*** Opening of Records for this exercise ***
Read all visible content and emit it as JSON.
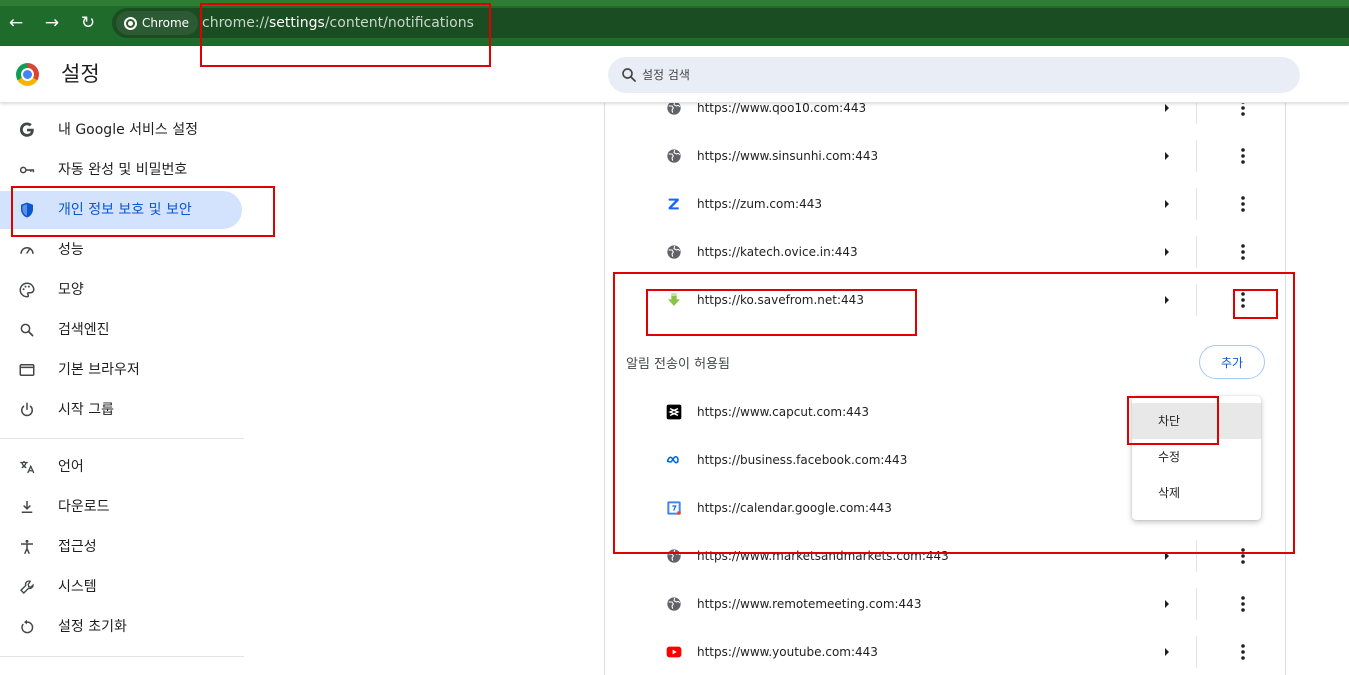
{
  "toolbar": {
    "back_label": "←",
    "forward_label": "→",
    "reload_label": "↻",
    "chip_label": "Chrome",
    "url_prefix": "chrome://",
    "url_host": "settings",
    "url_path": "/content/notifications"
  },
  "header": {
    "title": "설정",
    "search_placeholder": "설정 검색"
  },
  "sidebar": {
    "items": [
      {
        "label": "내 Google 서비스 설정",
        "icon": "google-g-icon"
      },
      {
        "label": "자동 완성 및 비밀번호",
        "icon": "key-icon"
      },
      {
        "label": "개인 정보 보호 및 보안",
        "icon": "shield-icon",
        "active": true
      },
      {
        "label": "성능",
        "icon": "speedometer-icon"
      },
      {
        "label": "모양",
        "icon": "palette-icon"
      },
      {
        "label": "검색엔진",
        "icon": "search-icon"
      },
      {
        "label": "기본 브라우저",
        "icon": "browser-window-icon"
      },
      {
        "label": "시작 그룹",
        "icon": "power-icon"
      },
      {
        "label": "언어",
        "icon": "translate-icon"
      },
      {
        "label": "다운로드",
        "icon": "download-icon"
      },
      {
        "label": "접근성",
        "icon": "accessibility-icon"
      },
      {
        "label": "시스템",
        "icon": "wrench-icon"
      },
      {
        "label": "설정 초기화",
        "icon": "reset-icon"
      }
    ]
  },
  "blocked_sites": [
    {
      "url": "https://www.qoo10.com:443",
      "icon": "globe-icon"
    },
    {
      "url": "https://www.sinsunhi.com:443",
      "icon": "globe-icon"
    },
    {
      "url": "https://zum.com:443",
      "icon": "zum-icon"
    },
    {
      "url": "https://katech.ovice.in:443",
      "icon": "globe-icon"
    },
    {
      "url": "https://ko.savefrom.net:443",
      "icon": "savefrom-icon"
    }
  ],
  "allowed_section": {
    "label": "알림 전송이 허용됨",
    "add_label": "추가"
  },
  "allowed_sites": [
    {
      "url": "https://www.capcut.com:443",
      "icon": "capcut-icon"
    },
    {
      "url": "https://business.facebook.com:443",
      "icon": "meta-icon"
    },
    {
      "url": "https://calendar.google.com:443",
      "icon": "google-calendar-icon"
    },
    {
      "url": "https://www.marketsandmarkets.com:443",
      "icon": "globe-icon"
    },
    {
      "url": "https://www.remotemeeting.com:443",
      "icon": "globe-icon"
    },
    {
      "url": "https://www.youtube.com:443",
      "icon": "youtube-icon"
    }
  ],
  "context_menu": {
    "items": [
      "차단",
      "수정",
      "삭제"
    ]
  },
  "colors": {
    "accent": "#0b57d0",
    "active_bg": "#d3e3fd",
    "toolbar_bg": "#1e6b2c",
    "annotation": "#e00000"
  }
}
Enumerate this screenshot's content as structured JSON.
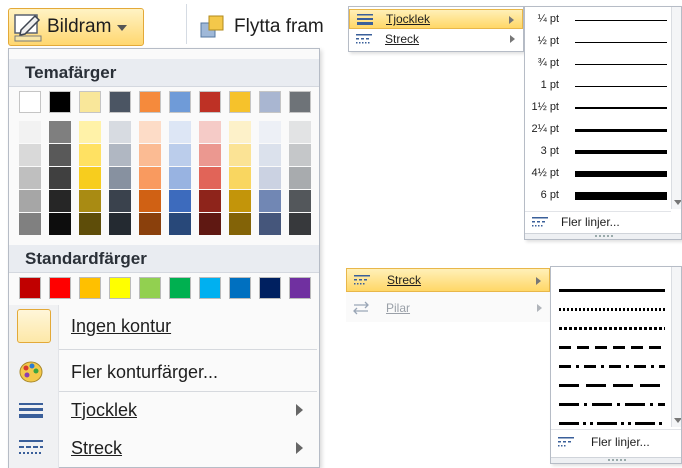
{
  "ribbon": {
    "bildram_label": "Bildram",
    "flytta_label": "Flytta fram"
  },
  "outline_menu": {
    "theme_colors_heading": "Temafärger",
    "standard_colors_heading": "Standardfärger",
    "theme_top_row": [
      "#ffffff",
      "#000000",
      "#f9e79a",
      "#4b5563",
      "#f58a3c",
      "#6f9bd8",
      "#be3125",
      "#f6c22b",
      "#a9b6d1",
      "#6e7378"
    ],
    "theme_shades": [
      [
        "#f2f2f2",
        "#d9d9d9",
        "#bfbfbf",
        "#a6a6a6",
        "#808080"
      ],
      [
        "#7f7f7f",
        "#595959",
        "#404040",
        "#262626",
        "#0d0d0d"
      ],
      [
        "#fff2a8",
        "#ffe162",
        "#f7cd1e",
        "#a98b13",
        "#5e4d09"
      ],
      [
        "#d7dbe1",
        "#b0b7c2",
        "#8791a0",
        "#3a424d",
        "#242a31"
      ],
      [
        "#fddcc7",
        "#fbbb93",
        "#f99a5f",
        "#d06114",
        "#8a400c"
      ],
      [
        "#dde6f5",
        "#bbcdeb",
        "#98b3e1",
        "#3d6bbd",
        "#284879"
      ],
      [
        "#f5cbc7",
        "#eb9890",
        "#e16458",
        "#8e241b",
        "#5f1812"
      ],
      [
        "#fdf1c9",
        "#fbe395",
        "#f9d660",
        "#c3950a",
        "#836307"
      ],
      [
        "#edf0f6",
        "#dbe1ec",
        "#cbd2e2",
        "#7187b4",
        "#45567b"
      ],
      [
        "#e2e3e4",
        "#c5c7c9",
        "#a8abae",
        "#53575b",
        "#37393c"
      ]
    ],
    "standard_colors": [
      "#c00000",
      "#ff0000",
      "#ffc000",
      "#ffff00",
      "#92d050",
      "#00b050",
      "#00b0f0",
      "#0070c0",
      "#002060",
      "#7030a0"
    ],
    "no_outline_label": "Ingen kontur",
    "more_colors_label": "Fler konturfärger...",
    "weight_label": "Tjocklek",
    "dashes_label": "Streck"
  },
  "weight_submenu": {
    "parent_items": [
      {
        "label": "Tjocklek",
        "icon": "weight-icon"
      },
      {
        "label": "Streck",
        "icon": "dashes-icon"
      }
    ],
    "weights": [
      {
        "label": "¼ pt",
        "pt": 0.25
      },
      {
        "label": "½ pt",
        "pt": 0.5
      },
      {
        "label": "¾ pt",
        "pt": 0.75
      },
      {
        "label": "1 pt",
        "pt": 1
      },
      {
        "label": "1½ pt",
        "pt": 1.5
      },
      {
        "label": "2¼ pt",
        "pt": 2.25
      },
      {
        "label": "3 pt",
        "pt": 3
      },
      {
        "label": "4½ pt",
        "pt": 4.5
      },
      {
        "label": "6 pt",
        "pt": 6
      }
    ],
    "more_lines_label": "Fler linjer..."
  },
  "dash_submenu": {
    "parent_items": [
      {
        "label": "Streck",
        "icon": "dashes-icon"
      },
      {
        "label": "Pilar",
        "icon": "arrows-icon"
      }
    ],
    "dash_styles": [
      "solid",
      "round-dot",
      "square-dot",
      "dash",
      "dash-dot",
      "long-dash",
      "long-dash-dot",
      "long-dash-dot-dot"
    ],
    "more_lines_label": "Fler linjer..."
  }
}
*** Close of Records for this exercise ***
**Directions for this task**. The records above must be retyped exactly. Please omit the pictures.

**Answer space**.
Read all visible content and emit it as JSON.
{
  "toolbar": {
    "back_label": "←",
    "forward_label": "→",
    "reload_label": "↻",
    "chip_label": "Chrome",
    "url_prefix": "chrome://",
    "url_host": "settings",
    "url_path": "/content/notifications"
  },
  "header": {
    "title": "설정",
    "search_placeholder": "설정 검색"
  },
  "sidebar": {
    "items": [
      {
        "label": "내 Google 서비스 설정",
        "icon": "google-g-icon"
      },
      {
        "label": "자동 완성 및 비밀번호",
        "icon": "key-icon"
      },
      {
        "label": "개인 정보 보호 및 보안",
        "icon": "shield-icon",
        "active": true
      },
      {
        "label": "성능",
        "icon": "speedometer-icon"
      },
      {
        "label": "모양",
        "icon": "palette-icon"
      },
      {
        "label": "검색엔진",
        "icon": "search-icon"
      },
      {
        "label": "기본 브라우저",
        "icon": "browser-window-icon"
      },
      {
        "label": "시작 그룹",
        "icon": "power-icon"
      },
      {
        "label": "언어",
        "icon": "translate-icon"
      },
      {
        "label": "다운로드",
        "icon": "download-icon"
      },
      {
        "label": "접근성",
        "icon": "accessibility-icon"
      },
      {
        "label": "시스템",
        "icon": "wrench-icon"
      },
      {
        "label": "설정 초기화",
        "icon": "reset-icon"
      }
    ]
  },
  "blocked_sites": [
    {
      "url": "https://www.qoo10.com:443",
      "icon": "globe-icon"
    },
    {
      "url": "https://www.sinsunhi.com:443",
      "icon": "globe-icon"
    },
    {
      "url": "https://zum.com:443",
      "icon": "zum-icon"
    },
    {
      "url": "https://katech.ovice.in:443",
      "icon": "globe-icon"
    },
    {
      "url": "https://ko.savefrom.net:443",
      "icon": "savefrom-icon"
    }
  ],
  "allowed_section": {
    "label": "알림 전송이 허용됨",
    "add_label": "추가"
  },
  "allowed_sites": [
    {
      "url": "https://www.capcut.com:443",
      "icon": "capcut-icon"
    },
    {
      "url": "https://business.facebook.com:443",
      "icon": "meta-icon"
    },
    {
      "url": "https://calendar.google.com:443",
      "icon": "google-calendar-icon"
    },
    {
      "url": "https://www.marketsandmarkets.com:443",
      "icon": "globe-icon"
    },
    {
      "url": "https://www.remotemeeting.com:443",
      "icon": "globe-icon"
    },
    {
      "url": "https://www.youtube.com:443",
      "icon": "youtube-icon"
    }
  ],
  "context_menu": {
    "items": [
      "차단",
      "수정",
      "삭제"
    ]
  },
  "colors": {
    "accent": "#0b57d0",
    "active_bg": "#d3e3fd",
    "toolbar_bg": "#1e6b2c",
    "annotation": "#e00000"
  }
}
Enumerate this screenshot's content as structured JSON.
{
  "ribbon": {
    "bildram_label": "Bildram",
    "flytta_label": "Flytta fram"
  },
  "outline_menu": {
    "theme_colors_heading": "Temafärger",
    "standard_colors_heading": "Standardfärger",
    "theme_top_row": [
      "#ffffff",
      "#000000",
      "#f9e79a",
      "#4b5563",
      "#f58a3c",
      "#6f9bd8",
      "#be3125",
      "#f6c22b",
      "#a9b6d1",
      "#6e7378"
    ],
    "theme_shades": [
      [
        "#f2f2f2",
        "#d9d9d9",
        "#bfbfbf",
        "#a6a6a6",
        "#808080"
      ],
      [
        "#7f7f7f",
        "#595959",
        "#404040",
        "#262626",
        "#0d0d0d"
      ],
      [
        "#fff2a8",
        "#ffe162",
        "#f7cd1e",
        "#a98b13",
        "#5e4d09"
      ],
      [
        "#d7dbe1",
        "#b0b7c2",
        "#8791a0",
        "#3a424d",
        "#242a31"
      ],
      [
        "#fddcc7",
        "#fbbb93",
        "#f99a5f",
        "#d06114",
        "#8a400c"
      ],
      [
        "#dde6f5",
        "#bbcdeb",
        "#98b3e1",
        "#3d6bbd",
        "#284879"
      ],
      [
        "#f5cbc7",
        "#eb9890",
        "#e16458",
        "#8e241b",
        "#5f1812"
      ],
      [
        "#fdf1c9",
        "#fbe395",
        "#f9d660",
        "#c3950a",
        "#836307"
      ],
      [
        "#edf0f6",
        "#dbe1ec",
        "#cbd2e2",
        "#7187b4",
        "#45567b"
      ],
      [
        "#e2e3e4",
        "#c5c7c9",
        "#a8abae",
        "#53575b",
        "#37393c"
      ]
    ],
    "standard_colors": [
      "#c00000",
      "#ff0000",
      "#ffc000",
      "#ffff00",
      "#92d050",
      "#00b050",
      "#00b0f0",
      "#0070c0",
      "#002060",
      "#7030a0"
    ],
    "no_outline_label": "Ingen kontur",
    "more_colors_label": "Fler konturfärger...",
    "weight_label": "Tjocklek",
    "dashes_label": "Streck"
  },
  "weight_submenu": {
    "parent_items": [
      {
        "label": "Tjocklek",
        "icon": "weight-icon"
      },
      {
        "label": "Streck",
        "icon": "dashes-icon"
      }
    ],
    "weights": [
      {
        "label": "¼ pt",
        "pt": 0.25
      },
      {
        "label": "½ pt",
        "pt": 0.5
      },
      {
        "label": "¾ pt",
        "pt": 0.75
      },
      {
        "label": "1 pt",
        "pt": 1
      },
      {
        "label": "1½ pt",
        "pt": 1.5
      },
      {
        "label": "2¼ pt",
        "pt": 2.25
      },
      {
        "label": "3 pt",
        "pt": 3
      },
      {
        "label": "4½ pt",
        "pt": 4.5
      },
      {
        "label": "6 pt",
        "pt": 6
      }
    ],
    "more_lines_label": "Fler linjer..."
  },
  "dash_submenu": {
    "parent_items": [
      {
        "label": "Streck",
        "icon": "dashes-icon"
      },
      {
        "label": "Pilar",
        "icon": "arrows-icon"
      }
    ],
    "dash_styles": [
      "solid",
      "round-dot",
      "square-dot",
      "dash",
      "dash-dot",
      "long-dash",
      "long-dash-dot",
      "long-dash-dot-dot"
    ],
    "more_lines_label": "Fler linjer..."
  }
}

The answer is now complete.